Touchdown! The world’s longest plastic-free flight has landed in Brisbane, marking the first step in our plans to eliminate 80% of single-use plastic from all operations by 2022. #EarthDay pic.twitter.com/jN5hvy954s
— Etihad Airways (@EtihadAirways) April 22, 2019
Currently, the carrier utilises over 95 single-use plastic products in each of their cabins. Once removed from the Earth Day flight, Etihad reportedly prevented over 50 kilograms of plastics from being landfilled.
Instead of plastic utensils, guests on board could enjoy replacement products including sustainable amenity kits, eco-thread blankets made out of recycled plastic bottles, tablet toothpaste and edible coffee cups.
As a result of planning the Earth Day flight, Etihad additionally committed to removing up to 20 per cent of all single-use plastic items on board by 1 June 2019. By the end of this year, the airline will have removed 100 tonnes of single-use plastics from its in-flight service.
Etihad Airways is not the first airline to reduce single-use plastics. In May 2018, Alaska Airlines decided to replace all plastic straws and citrus picks with more eco-friendly alternatives. In July, American Airlines started to use biodegradable, eco-friendly stir sticks onboard and in lounges instead.
California might ban small shampoo bottles from hotels
The American state of California aims to push the war against single-use plastics to another level. If approved, a new assembly would ban hotels, resorts and other vacation rentals from handing out shampoos, creams and other amenities in small plastic bottles.
By January 2023, hotels would have to replace the sample-size products with dispensers or bottles larger than 250 millilitres (8.5 oz).
“We are addicted to plastic as a society,” said democratic assemblyman Ash Kalra of San Jose, the bill’s author.

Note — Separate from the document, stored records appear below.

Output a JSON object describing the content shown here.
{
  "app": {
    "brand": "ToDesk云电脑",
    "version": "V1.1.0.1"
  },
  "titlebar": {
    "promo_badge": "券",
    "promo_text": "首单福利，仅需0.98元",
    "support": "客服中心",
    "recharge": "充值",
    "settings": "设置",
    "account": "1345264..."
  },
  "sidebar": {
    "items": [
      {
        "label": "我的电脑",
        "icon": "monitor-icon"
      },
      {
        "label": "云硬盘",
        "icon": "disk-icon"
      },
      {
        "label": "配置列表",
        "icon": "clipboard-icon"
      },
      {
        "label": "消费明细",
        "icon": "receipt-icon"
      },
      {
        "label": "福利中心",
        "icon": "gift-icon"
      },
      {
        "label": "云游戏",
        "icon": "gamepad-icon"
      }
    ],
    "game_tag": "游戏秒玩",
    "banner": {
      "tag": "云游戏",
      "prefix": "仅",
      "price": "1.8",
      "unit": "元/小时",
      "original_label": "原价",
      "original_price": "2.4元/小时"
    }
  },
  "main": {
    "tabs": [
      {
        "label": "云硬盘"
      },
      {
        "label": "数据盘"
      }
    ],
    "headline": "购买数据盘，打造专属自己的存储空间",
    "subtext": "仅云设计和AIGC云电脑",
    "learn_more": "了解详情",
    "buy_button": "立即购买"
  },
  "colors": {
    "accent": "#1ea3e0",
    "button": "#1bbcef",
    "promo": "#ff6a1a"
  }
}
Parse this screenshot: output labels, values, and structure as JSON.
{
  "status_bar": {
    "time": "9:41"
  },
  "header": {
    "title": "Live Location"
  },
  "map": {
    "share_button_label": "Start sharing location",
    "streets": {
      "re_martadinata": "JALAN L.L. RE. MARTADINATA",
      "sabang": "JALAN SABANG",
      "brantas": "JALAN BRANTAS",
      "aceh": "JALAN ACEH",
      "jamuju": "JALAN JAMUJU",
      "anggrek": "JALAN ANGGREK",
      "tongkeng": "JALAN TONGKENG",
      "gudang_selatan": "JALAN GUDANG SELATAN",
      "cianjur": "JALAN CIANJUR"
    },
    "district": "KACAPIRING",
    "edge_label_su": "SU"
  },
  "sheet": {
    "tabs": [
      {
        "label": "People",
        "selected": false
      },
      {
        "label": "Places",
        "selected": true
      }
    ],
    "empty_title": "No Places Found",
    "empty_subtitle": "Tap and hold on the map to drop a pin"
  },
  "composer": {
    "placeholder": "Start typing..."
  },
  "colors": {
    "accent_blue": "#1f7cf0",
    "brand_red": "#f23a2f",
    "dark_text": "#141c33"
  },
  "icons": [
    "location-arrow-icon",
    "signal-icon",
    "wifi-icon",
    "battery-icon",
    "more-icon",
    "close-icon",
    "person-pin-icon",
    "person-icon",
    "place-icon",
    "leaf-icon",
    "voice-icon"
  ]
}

“I do hope my colleagues view this as a common-sense piece of legislation that once again puts us forward as leaders when it comes to trying to reduce our plastic consumption and leaders on issues of the environment.”